xi-jinping
PC : AP Photo/File)

While India is preoccupied with restoring normalcy after the second wave of Covid, two developments have impacted our external environment. On July 1, Chinese President Xi Jinping, speaking on the centenary of the Chinese Communist Party, while pledging goodwill and seeking to share Chinese prosperity, threatened to bash the heads of those trying to bully or browbeat China. Here is Asia’s principal bully embracing victimhood, while threatening to use force to annex Taiwan and assimilate Hong Kong.

The second development is the sudden departure of US troops from their two-decades-old base at Bagram, north of Kabul, effectively eliminating visible US military presence. Afghan army personnel complained they were not informed, discovering the exit when looters were discovered. Meanwhile, the Taliban captured large swathes of northern Afghanistan, forcing a few thousand Afghan troops to flee across the border to Tajikistan.

Japan on Taiwan

Apropos China, the Japanese defence minister surprised everyone by remarking, “We are family with Taiwan” and that the security of Taiwan was inter-related with the Japanese island of Okinawa. Miyako Strait separates Taiwan and Okinawa by a mere 700 kilometres. This forthright red line by a US ally, should force the US to clarify its position on China using force to annex Taiwan. As matters stand, the US navy has 200 ships in the Pacific, compared to 360 frontline vessels of China. But if Japanese naval assets are added to those of the US, the scales get balanced. Japan has 22 of the world’s biggest diesel electric submarines and is converting two of its flat-top helicopter carriers into aircraft carriers, by positioning F-35B fighters on them.

The Quadrilateral Security Dialogue, called the Quad, which besides Japan and the US, has Australia and India, assumes importance. China’s English mouthpiece Global Times has been warning India to not join the US to contain China. Unfortunately, China does not realise that it is in fact, its aggressive behaviour that is forcing neighbours in Asia to seek strength in unity. But India has to both defend its northern land border with China, while working with Quad partners to put maritime pressure on China.
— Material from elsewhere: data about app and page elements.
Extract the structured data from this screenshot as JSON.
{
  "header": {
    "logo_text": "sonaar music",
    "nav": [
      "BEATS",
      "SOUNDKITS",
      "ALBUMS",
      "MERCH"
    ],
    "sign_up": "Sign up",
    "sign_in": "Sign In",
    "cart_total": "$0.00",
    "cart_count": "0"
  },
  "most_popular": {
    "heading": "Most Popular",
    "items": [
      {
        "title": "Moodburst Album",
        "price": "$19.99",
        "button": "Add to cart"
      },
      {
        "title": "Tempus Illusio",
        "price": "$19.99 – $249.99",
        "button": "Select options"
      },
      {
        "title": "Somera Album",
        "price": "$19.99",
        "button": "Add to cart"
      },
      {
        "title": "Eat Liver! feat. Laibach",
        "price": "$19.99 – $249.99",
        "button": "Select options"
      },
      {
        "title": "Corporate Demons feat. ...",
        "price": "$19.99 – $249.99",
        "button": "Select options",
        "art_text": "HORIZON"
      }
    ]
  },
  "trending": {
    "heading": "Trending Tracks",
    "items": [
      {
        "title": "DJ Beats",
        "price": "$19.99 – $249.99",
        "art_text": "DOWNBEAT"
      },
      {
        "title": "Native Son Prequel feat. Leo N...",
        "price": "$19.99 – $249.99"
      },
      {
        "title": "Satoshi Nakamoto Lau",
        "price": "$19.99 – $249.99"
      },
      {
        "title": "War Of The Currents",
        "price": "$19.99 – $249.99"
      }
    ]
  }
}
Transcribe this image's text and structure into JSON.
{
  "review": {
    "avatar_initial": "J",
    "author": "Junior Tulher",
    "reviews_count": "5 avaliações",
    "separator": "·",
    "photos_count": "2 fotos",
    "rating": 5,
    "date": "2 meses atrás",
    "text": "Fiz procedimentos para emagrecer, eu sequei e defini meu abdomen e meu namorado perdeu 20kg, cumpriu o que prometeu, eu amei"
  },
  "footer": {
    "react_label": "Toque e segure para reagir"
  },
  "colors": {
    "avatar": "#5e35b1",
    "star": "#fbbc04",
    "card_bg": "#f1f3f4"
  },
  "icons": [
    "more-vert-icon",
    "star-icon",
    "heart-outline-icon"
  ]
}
Military pressure on the land frontier is used by China to dissuade India from using its maritime advantage over China in the Indian ocean.

Power shift in Afghanistan
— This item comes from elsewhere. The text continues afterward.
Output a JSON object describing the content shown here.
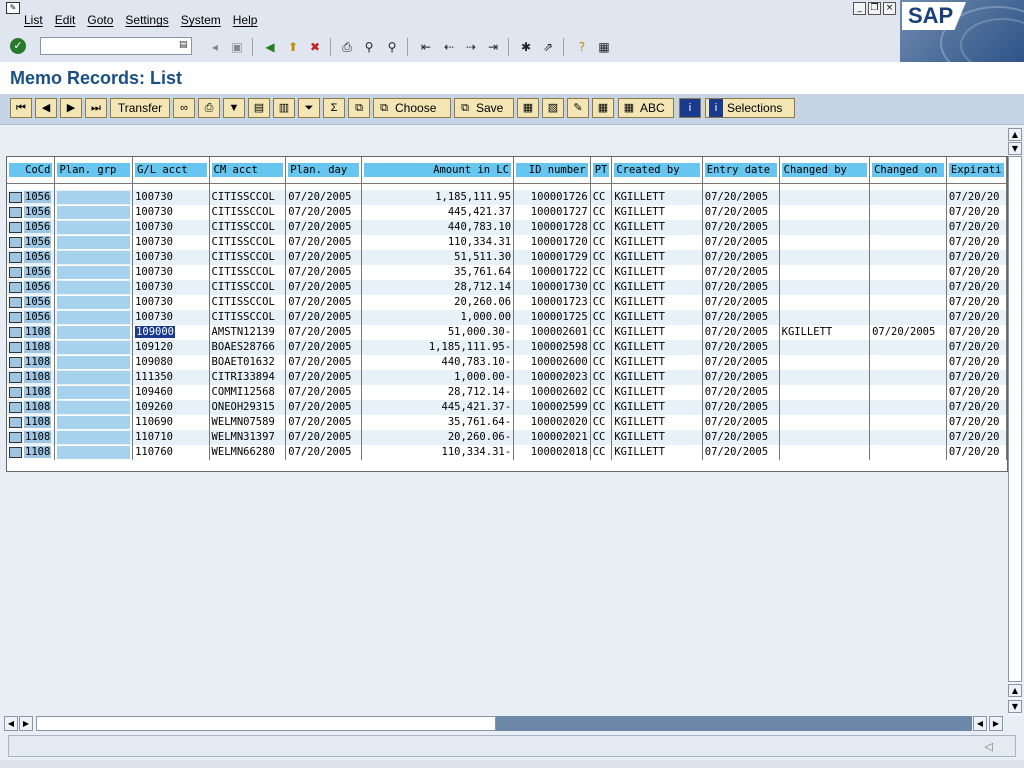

Developments in Afghanistan inevitably impinge on Indian security. If the Taliban capture power, the consequences could be lethal. Reports that some Indian officials met with the Taliban in Qatar may be too late to generate influence. The speed of the US withdrawal, well before the stated deadline of September 11, has shifted the power balance in favour of Taliban. India has denied shutting down missions in Afghanistan. It is possible that President Ashraf Ghani’s government can yet linger, as Kabul is well defended.

However, using warlords as defenders as the Afghan army melts before the Taliban’s advance and US air cover becomes uncertain, the Ghani regime’s security becomes brittle. The Taliban, like a leopard, will not change their spots. They may not shelter anti-US terror groups or target Shias to not offend Iran. They may even tolerate other ethnicities, so long as their Islamic Caliphate vision is accepted. But women and girls will face a regressive environment that will deny them access to education and jobs. The neighbourhood will feel the impact of their tribal atavism and Islamic extremism.

Hopefully, Pakistan may not want a replay of past drama when Taliban called the shots on their core issues, even when affecting the neighbourhood. The Indian government engaging political leaders of Jammu and Kashmir and India-Pakistan restoring ceasefire at the Line of Control raised hopes of a fresh thaw. But Pakistan charging India with the blast outside the house of terror mastermind Hafiz Saeed negates these developments. Thus, with both China and Pakistan, the situation is fraught with tension and risk.